    All three trades that Los Angeles made in the past week—and the reasons that other trades did not go through—showed a consistent theme: The Dodgers were willing to take on big contracts in lieu of giving up highly regarded prospects like Zach Lee, Allen Webster and Chris Reed.  

    While the effort to rebuild the minor league system is admirable, it could come at a price—quite literally a financial one. 

    It’s still possible that the Dodgers could land a front-of-the-rotation starter via free agency this coming winter. Players like Ryan Dempster and James Shields, two players who were discussed in trade rumors, could very well be calling Los Angeles home when the 2013 season begins.

    But it will almost certainly cost the Dodgers more money to sign these players as free agents than it would had they acquired them via trade and worked out an extension before the end of 2012. 

    The current ownership group has proven that spending money is not a concern (see the Andre Ethier extension and Yasiel Puig signing). They’ll do what it takes to make the Dodgers a more competitive franchise, and it’s hard to argue with their long-term approach. 

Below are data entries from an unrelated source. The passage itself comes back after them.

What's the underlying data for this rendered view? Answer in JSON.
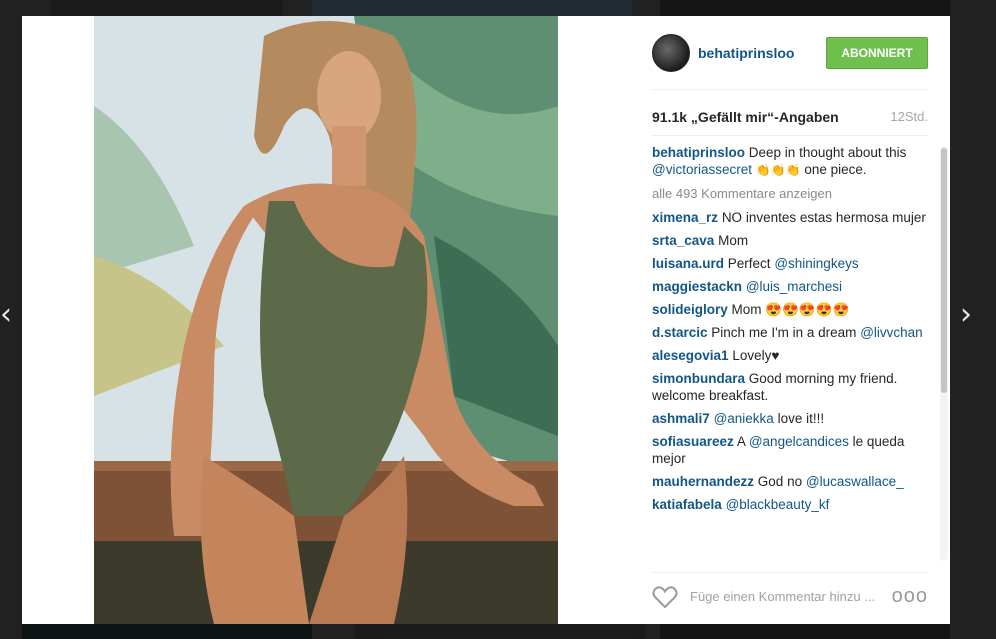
{
  "modal": {
    "username": "behatiprinsloo",
    "follow_label": "ABONNIERT",
    "likes": "91.1k „Gefällt mir“-Angaben",
    "time": "12Std.",
    "caption": {
      "user": "behatiprinsloo",
      "text_before": "Deep in thought about this",
      "mention": "@victoriassecret",
      "emoji": "👏👏👏",
      "text_after": "one piece."
    },
    "load_more": "alle 493 Kommentare anzeigen",
    "comments": [
      {
        "user": "ximena_rz",
        "text": "NO inventes estas hermosa mujer",
        "mention": ""
      },
      {
        "user": "srta_cava",
        "text": "Mom",
        "mention": ""
      },
      {
        "user": "luisana.urd",
        "text": "Perfect",
        "mention": "@shiningkeys"
      },
      {
        "user": "maggiestackn",
        "text": "",
        "mention": "@luis_marchesi"
      },
      {
        "user": "solideiglory",
        "text": "Mom 😍😍😍😍😍",
        "mention": ""
      },
      {
        "user": "d.starcic",
        "text": "Pinch me I'm in a dream",
        "mention": "@livvchan"
      },
      {
        "user": "alesegovia1",
        "text": "Lovely♥",
        "mention": ""
      },
      {
        "user": "simonbundara",
        "text": "Good morning my friend. welcome breakfast.",
        "mention": ""
      },
      {
        "user": "ashmali7",
        "text": "love it!!!",
        "mention": "@aniekka",
        "mention_first": true
      },
      {
        "user": "sofiasuareez",
        "text": "A",
        "mention": "@angelcandices",
        "after": "le queda mejor"
      },
      {
        "user": "mauhernandezz",
        "text": "God no",
        "mention": "@lucaswallace_"
      },
      {
        "user": "katiafabela",
        "text": "",
        "mention": "@blackbeauty_kf"
      }
    ],
    "comment_placeholder": "Füge einen Kommentar hinzu ...",
    "more_label": "ooo"
  },
  "nav": {
    "prev": "‹",
    "next": "›"
  },
  "colors": {
    "link": "#125688",
    "follow_bg": "#70c050",
    "muted": "#a5a7aa"
  },
  "icons": [
    "heart-icon",
    "more-options-icon",
    "chevron-left-icon",
    "chevron-right-icon"
  ]
}
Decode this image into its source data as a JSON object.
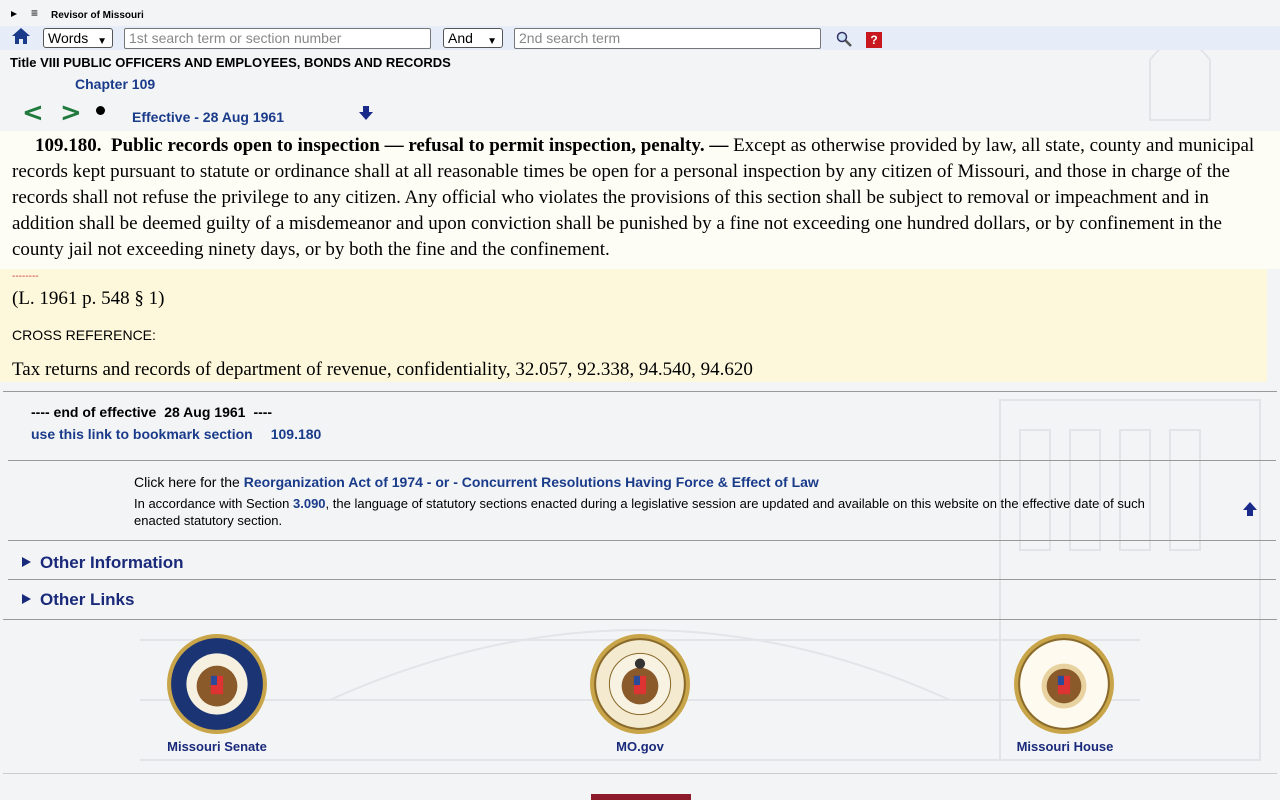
{
  "topbar": {
    "site_name": "Revisor of Missouri"
  },
  "search": {
    "mode_selected": "Words",
    "term1_placeholder": "1st search term or section number",
    "operator_selected": "And",
    "term2_placeholder": "2nd search term",
    "help_label": "?"
  },
  "header": {
    "title": "Title VIII PUBLIC OFFICERS AND EMPLOYEES, BONDS AND RECORDS",
    "chapter": "Chapter 109"
  },
  "nav": {
    "prev": "<",
    "next": ">",
    "effective": "Effective - 28 Aug 1961"
  },
  "section": {
    "number": "109.180.",
    "heading": "Public records open to inspection — refusal to permit inspection, penalty. —",
    "body": "Except as otherwise provided by law, all state, county and municipal records kept pursuant to statute or ordinance shall at all reasonable times be open for a personal inspection by any citizen of Missouri, and those in charge of the records shall not refuse the privilege to any citizen.  Any official who violates the provisions of this section shall be subject to removal or impeachment and in addition shall be deemed guilty of a misdemeanor and upon conviction shall be punished by a fine not exceeding one hundred dollars, or by confinement in the county jail not exceeding ninety days, or by both the fine and the confinement."
  },
  "history": {
    "dashes": "--------",
    "citation": "(L. 1961 p. 548 § 1)",
    "cross_ref_label": "CROSS REFERENCE:",
    "cross_ref_text": "Tax returns and records of department of revenue, confidentiality, 32.057, 92.338, 94.540, 94.620"
  },
  "footer_info": {
    "end_prefix": "---- end of effective",
    "end_date": "28 Aug 1961",
    "end_suffix": "----",
    "bookmark_text": "use this link to bookmark section",
    "bookmark_section": "109.180",
    "reorg_prefix": "Click here for the",
    "reorg_link": "Reorganization Act of 1974 - or - Concurrent Resolutions Having Force & Effect of Law",
    "accord_prefix": "In accordance with Section",
    "accord_link": "3.090",
    "accord_suffix": ", the language of statutory sections enacted during a legislative session are updated and available on this website on the effective date of such enacted statutory section."
  },
  "disclosures": {
    "other_information": "Other Information",
    "other_links": "Other Links"
  },
  "seals": {
    "senate": "Missouri Senate",
    "mogov": "MO.gov",
    "house": "Missouri House",
    "senate_seal_text": "MISSOURI SENATE",
    "state_seal_text": "THE GREAT SEAL OF THE STATE OF MISSOURI",
    "house_seal_text": "MISSOURI HOUSE OF REPRESENTATIVES"
  },
  "colors": {
    "link": "#1a3b8a",
    "nav_arrow": "#217a3d",
    "history_bg": "#fdf8dc",
    "help_red": "#c8171e"
  }
}
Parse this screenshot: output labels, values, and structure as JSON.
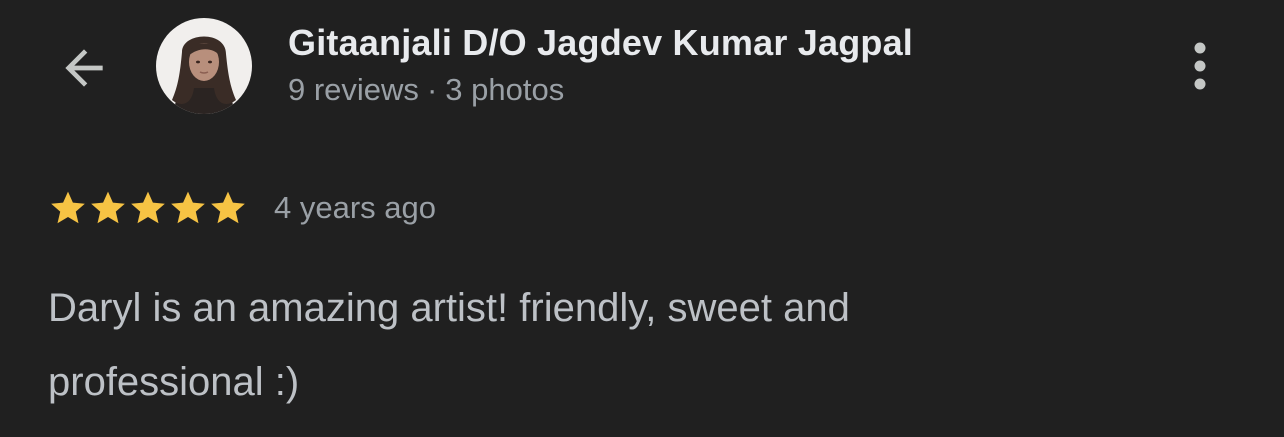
{
  "header": {
    "back_icon": "arrow-left-icon",
    "avatar_icon": "user-avatar-photo",
    "author_name": "Gitaanjali D/O Jagdev Kumar Jagpal",
    "reviews_count": "9 reviews",
    "meta_separator": "·",
    "photos_count": "3 photos",
    "more_icon": "more-vertical-icon"
  },
  "review": {
    "rating": 5,
    "rating_max": 5,
    "star_icon": "star-icon",
    "time_ago": "4 years ago",
    "text": "Daryl is an amazing artist! friendly, sweet and professional :)"
  },
  "colors": {
    "background": "#202020",
    "primary_text": "#e8eaed",
    "secondary_text": "#9aa0a6",
    "body_text": "#bdc1c6",
    "star": "#f6c344"
  }
}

    But now that a lack of depth in the starting rotation is a legitimate concern, fans in Los Angeles should be prepared to temper their expectations for a World Series title in 2012.